◆ Study material:
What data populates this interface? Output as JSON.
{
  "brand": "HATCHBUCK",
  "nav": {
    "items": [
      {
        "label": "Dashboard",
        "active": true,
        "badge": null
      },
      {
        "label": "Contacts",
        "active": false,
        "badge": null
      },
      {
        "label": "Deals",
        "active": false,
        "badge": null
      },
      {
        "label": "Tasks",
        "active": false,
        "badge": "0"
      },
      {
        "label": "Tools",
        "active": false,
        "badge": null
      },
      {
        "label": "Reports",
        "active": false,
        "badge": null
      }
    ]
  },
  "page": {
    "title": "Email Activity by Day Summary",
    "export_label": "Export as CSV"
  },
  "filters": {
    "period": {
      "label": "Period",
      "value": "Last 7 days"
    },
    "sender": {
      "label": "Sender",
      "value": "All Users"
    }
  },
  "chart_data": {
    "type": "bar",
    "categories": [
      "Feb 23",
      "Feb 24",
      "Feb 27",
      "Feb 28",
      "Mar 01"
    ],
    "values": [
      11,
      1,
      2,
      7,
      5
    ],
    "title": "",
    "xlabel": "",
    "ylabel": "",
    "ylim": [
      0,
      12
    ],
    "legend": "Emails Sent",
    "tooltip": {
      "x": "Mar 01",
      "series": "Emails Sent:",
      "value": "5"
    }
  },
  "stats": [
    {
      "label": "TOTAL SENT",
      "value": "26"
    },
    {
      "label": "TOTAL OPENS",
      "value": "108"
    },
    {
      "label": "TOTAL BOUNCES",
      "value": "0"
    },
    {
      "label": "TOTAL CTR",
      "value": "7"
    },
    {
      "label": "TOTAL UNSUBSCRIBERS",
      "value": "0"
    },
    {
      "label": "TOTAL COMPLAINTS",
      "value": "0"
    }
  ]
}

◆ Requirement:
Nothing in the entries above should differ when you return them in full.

◆ Solution to the problem:
What data populates this interface? Output as JSON.
{
  "brand": "HATCHBUCK",
  "nav": {
    "items": [
      {
        "label": "Dashboard",
        "active": true,
        "badge": null
      },
      {
        "label": "Contacts",
        "active": false,
        "badge": null
      },
      {
        "label": "Deals",
        "active": false,
        "badge": null
      },
      {
        "label": "Tasks",
        "active": false,
        "badge": "0"
      },
      {
        "label": "Tools",
        "active": false,
        "badge": null
      },
      {
        "label": "Reports",
        "active": false,
        "badge": null
      }
    ]
  },
  "page": {
    "title": "Email Activity by Day Summary",
    "export_label": "Export as CSV"
  },
  "filters": {
    "period": {
      "label": "Period",
      "value": "Last 7 days"
    },
    "sender": {
      "label": "Sender",
      "value": "All Users"
    }
  },
  "chart_data": {
    "type": "bar",
    "categories": [
      "Feb 23",
      "Feb 24",
      "Feb 27",
      "Feb 28",
      "Mar 01"
    ],
    "values": [
      11,
      1,
      2,
      7,
      5
    ],
    "title": "",
    "xlabel": "",
    "ylabel": "",
    "ylim": [
      0,
      12
    ],
    "legend": "Emails Sent",
    "tooltip": {
      "x": "Mar 01",
      "series": "Emails Sent:",
      "value": "5"
    }
  },
  "stats": [
    {
      "label": "TOTAL SENT",
      "value": "26"
    },
    {
      "label": "TOTAL OPENS",
      "value": "108"
    },
    {
      "label": "TOTAL BOUNCES",
      "value": "0"
    },
    {
      "label": "TOTAL CTR",
      "value": "7"
    },
    {
      "label": "TOTAL UNSUBSCRIBERS",
      "value": "0"
    },
    {
      "label": "TOTAL COMPLAINTS",
      "value": "0"
    }
  ]
}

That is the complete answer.